*Records shown*:

^^^^^^^^

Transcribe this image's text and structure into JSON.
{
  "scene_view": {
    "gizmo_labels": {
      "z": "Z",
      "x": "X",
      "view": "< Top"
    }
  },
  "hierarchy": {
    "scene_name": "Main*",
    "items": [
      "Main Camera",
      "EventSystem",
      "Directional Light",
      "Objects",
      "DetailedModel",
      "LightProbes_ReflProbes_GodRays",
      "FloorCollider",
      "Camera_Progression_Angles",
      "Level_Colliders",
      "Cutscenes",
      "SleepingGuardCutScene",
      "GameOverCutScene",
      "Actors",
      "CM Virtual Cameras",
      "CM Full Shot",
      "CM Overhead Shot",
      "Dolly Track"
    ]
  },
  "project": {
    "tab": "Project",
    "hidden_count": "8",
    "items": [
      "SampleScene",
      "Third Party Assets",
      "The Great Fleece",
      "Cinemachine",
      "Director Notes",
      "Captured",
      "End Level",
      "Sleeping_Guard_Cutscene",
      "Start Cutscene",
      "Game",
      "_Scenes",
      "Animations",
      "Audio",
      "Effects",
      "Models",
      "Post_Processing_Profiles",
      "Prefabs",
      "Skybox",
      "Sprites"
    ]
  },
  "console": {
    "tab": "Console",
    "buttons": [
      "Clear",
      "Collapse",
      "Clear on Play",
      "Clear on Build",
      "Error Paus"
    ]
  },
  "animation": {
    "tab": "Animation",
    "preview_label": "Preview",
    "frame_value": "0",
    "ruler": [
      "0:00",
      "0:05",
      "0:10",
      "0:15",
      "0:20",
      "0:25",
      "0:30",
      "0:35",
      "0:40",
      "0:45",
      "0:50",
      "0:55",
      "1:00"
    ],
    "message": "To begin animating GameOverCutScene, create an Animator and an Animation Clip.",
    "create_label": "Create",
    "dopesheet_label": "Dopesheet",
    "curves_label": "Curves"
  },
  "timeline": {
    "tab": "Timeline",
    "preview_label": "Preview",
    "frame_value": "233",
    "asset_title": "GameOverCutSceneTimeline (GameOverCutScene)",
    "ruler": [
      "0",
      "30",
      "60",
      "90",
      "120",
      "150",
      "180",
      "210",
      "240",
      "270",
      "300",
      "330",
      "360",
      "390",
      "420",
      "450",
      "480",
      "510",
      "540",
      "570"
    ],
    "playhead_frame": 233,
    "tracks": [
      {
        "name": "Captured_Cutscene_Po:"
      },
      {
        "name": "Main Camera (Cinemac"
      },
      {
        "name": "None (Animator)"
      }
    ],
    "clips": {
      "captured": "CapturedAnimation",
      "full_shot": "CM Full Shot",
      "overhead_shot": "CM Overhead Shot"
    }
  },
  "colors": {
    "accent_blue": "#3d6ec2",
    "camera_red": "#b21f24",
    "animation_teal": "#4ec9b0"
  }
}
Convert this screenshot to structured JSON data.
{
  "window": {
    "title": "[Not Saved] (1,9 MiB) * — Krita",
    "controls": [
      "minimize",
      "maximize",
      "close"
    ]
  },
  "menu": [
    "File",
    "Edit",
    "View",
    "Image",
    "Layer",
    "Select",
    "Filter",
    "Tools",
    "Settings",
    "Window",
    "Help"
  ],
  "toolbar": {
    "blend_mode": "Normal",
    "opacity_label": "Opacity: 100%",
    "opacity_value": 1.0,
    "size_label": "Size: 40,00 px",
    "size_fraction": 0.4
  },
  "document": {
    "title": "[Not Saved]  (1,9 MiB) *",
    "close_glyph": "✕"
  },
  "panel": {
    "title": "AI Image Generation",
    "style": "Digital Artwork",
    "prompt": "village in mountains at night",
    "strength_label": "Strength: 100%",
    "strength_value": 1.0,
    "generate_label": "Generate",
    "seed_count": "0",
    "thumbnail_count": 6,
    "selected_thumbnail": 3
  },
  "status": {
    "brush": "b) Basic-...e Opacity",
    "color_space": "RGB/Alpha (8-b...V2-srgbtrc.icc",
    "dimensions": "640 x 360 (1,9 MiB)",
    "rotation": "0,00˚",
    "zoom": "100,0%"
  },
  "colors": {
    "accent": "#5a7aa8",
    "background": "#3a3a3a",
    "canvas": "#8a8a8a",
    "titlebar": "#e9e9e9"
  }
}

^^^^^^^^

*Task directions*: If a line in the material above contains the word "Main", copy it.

*Task solution*:
    "scene_name": "Main*",
      "Main Camera",
        "name": "Main Camera (Cinemac"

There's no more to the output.